→ **WHAT YOU ARE ASKED TO DO**
In the records below, how many lines hold the word "screenshot"? Give only the number.

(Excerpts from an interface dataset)
- Opening Delimiter -

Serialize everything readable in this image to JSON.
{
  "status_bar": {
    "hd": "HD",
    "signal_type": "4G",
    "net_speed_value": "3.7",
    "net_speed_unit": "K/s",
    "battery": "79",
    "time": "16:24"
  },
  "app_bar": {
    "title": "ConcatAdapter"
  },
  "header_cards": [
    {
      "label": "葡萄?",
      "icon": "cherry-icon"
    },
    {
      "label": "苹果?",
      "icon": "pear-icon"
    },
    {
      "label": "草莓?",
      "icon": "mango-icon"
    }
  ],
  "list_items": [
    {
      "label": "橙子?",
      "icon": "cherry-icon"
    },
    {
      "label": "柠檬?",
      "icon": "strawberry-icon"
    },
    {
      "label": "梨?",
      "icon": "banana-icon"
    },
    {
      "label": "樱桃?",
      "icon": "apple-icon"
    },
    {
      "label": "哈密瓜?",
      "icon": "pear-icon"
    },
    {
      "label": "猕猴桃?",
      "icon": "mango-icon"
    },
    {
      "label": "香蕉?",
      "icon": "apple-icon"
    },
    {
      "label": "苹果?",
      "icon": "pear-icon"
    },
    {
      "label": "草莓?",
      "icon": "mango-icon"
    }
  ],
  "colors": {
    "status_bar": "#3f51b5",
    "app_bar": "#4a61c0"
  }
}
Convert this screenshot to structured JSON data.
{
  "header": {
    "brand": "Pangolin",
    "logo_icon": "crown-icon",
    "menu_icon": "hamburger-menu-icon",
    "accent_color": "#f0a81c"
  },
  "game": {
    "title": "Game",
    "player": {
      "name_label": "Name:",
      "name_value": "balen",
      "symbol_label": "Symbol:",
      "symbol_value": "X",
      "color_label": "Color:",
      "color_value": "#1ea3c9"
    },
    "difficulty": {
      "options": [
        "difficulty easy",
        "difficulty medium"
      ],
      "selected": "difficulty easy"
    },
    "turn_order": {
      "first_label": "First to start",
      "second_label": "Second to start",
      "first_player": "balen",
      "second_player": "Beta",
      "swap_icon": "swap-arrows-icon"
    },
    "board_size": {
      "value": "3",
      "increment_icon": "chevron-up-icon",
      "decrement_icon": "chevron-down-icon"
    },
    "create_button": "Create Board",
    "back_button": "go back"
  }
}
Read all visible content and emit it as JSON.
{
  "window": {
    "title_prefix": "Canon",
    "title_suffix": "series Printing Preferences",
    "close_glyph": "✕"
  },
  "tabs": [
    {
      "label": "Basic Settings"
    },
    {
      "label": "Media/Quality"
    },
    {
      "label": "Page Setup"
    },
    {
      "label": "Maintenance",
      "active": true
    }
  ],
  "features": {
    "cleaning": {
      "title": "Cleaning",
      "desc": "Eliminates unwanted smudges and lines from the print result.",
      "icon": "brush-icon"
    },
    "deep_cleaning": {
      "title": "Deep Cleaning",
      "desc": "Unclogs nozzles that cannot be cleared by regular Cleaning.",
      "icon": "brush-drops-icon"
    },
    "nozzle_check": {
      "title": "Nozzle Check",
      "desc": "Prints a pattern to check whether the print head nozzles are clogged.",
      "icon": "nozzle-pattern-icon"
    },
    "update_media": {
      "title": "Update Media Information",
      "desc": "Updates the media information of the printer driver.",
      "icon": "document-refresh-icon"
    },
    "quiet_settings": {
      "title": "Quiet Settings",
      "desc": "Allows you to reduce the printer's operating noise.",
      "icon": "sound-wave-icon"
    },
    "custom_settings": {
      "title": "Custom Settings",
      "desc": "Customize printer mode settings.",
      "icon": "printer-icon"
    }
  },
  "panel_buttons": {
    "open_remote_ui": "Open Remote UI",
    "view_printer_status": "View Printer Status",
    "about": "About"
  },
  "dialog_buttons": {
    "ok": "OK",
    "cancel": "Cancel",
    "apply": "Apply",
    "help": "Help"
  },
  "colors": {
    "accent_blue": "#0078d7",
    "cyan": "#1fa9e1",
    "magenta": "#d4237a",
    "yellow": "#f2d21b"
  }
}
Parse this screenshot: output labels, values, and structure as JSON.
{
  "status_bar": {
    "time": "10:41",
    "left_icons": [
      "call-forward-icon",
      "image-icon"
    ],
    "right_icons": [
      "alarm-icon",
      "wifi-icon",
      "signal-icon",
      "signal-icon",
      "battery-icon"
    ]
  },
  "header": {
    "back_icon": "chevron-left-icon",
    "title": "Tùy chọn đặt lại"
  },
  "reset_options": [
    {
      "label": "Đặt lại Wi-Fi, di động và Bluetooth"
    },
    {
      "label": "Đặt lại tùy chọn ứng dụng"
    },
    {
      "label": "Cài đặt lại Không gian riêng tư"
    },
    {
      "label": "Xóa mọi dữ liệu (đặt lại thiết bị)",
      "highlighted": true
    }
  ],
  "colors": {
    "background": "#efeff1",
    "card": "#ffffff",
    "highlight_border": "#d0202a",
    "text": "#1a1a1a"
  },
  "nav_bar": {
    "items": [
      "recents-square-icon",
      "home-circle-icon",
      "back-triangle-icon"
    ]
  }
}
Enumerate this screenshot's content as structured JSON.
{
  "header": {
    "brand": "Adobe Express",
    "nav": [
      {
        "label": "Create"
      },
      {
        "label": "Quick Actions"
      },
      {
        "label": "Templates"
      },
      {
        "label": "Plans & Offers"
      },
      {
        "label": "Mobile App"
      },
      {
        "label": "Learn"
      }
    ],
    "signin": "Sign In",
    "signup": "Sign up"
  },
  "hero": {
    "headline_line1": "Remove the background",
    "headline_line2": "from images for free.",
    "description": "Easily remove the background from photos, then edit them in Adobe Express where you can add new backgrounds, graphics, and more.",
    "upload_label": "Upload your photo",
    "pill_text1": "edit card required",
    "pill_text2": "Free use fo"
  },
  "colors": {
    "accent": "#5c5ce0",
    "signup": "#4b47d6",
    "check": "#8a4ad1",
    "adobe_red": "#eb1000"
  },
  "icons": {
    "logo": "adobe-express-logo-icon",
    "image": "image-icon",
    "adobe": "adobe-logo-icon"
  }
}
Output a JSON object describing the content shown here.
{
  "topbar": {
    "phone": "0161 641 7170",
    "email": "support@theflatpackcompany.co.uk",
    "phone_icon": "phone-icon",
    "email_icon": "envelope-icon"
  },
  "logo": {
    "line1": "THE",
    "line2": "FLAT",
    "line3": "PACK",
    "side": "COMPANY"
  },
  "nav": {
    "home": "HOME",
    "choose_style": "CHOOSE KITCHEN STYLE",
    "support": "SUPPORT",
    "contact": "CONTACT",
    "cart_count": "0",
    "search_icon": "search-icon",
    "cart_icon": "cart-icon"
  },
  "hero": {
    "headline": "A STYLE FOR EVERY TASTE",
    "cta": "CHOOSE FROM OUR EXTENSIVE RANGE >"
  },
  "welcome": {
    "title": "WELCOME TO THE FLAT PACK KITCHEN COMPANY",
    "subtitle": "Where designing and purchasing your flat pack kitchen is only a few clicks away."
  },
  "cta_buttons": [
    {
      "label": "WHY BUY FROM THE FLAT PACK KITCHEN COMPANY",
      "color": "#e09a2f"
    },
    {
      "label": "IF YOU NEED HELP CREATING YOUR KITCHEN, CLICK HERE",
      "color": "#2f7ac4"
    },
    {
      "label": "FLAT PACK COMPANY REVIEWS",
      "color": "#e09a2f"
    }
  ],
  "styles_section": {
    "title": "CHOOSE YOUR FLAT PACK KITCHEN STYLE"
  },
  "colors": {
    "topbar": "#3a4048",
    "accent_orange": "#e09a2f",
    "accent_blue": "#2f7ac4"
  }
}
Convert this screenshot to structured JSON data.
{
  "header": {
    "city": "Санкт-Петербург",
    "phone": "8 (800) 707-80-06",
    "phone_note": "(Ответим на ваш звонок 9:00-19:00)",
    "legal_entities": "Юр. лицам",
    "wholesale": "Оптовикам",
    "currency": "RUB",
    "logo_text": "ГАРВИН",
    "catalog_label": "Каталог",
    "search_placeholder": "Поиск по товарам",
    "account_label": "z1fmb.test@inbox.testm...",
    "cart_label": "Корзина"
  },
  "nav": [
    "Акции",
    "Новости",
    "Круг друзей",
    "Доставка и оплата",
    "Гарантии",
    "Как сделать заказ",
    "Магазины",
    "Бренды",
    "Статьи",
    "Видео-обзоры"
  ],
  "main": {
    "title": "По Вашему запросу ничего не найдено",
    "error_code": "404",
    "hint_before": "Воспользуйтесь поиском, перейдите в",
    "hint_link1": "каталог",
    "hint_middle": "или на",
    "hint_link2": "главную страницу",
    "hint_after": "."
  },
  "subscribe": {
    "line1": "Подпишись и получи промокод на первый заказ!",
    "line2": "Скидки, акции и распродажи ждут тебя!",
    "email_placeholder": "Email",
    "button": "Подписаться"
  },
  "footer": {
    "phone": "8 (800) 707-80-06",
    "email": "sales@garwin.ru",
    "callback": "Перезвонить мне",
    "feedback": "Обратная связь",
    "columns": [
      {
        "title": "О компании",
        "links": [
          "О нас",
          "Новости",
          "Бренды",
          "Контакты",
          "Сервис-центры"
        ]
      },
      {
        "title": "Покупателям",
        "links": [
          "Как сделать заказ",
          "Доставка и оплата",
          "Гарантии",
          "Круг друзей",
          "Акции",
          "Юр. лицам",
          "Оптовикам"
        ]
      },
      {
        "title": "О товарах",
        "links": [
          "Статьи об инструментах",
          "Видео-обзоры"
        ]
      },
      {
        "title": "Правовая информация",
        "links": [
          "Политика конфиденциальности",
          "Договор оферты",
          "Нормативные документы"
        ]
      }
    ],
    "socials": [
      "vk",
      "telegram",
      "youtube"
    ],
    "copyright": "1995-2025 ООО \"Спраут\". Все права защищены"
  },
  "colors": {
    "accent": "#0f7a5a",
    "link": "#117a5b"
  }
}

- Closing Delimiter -

→ **REPLY**
4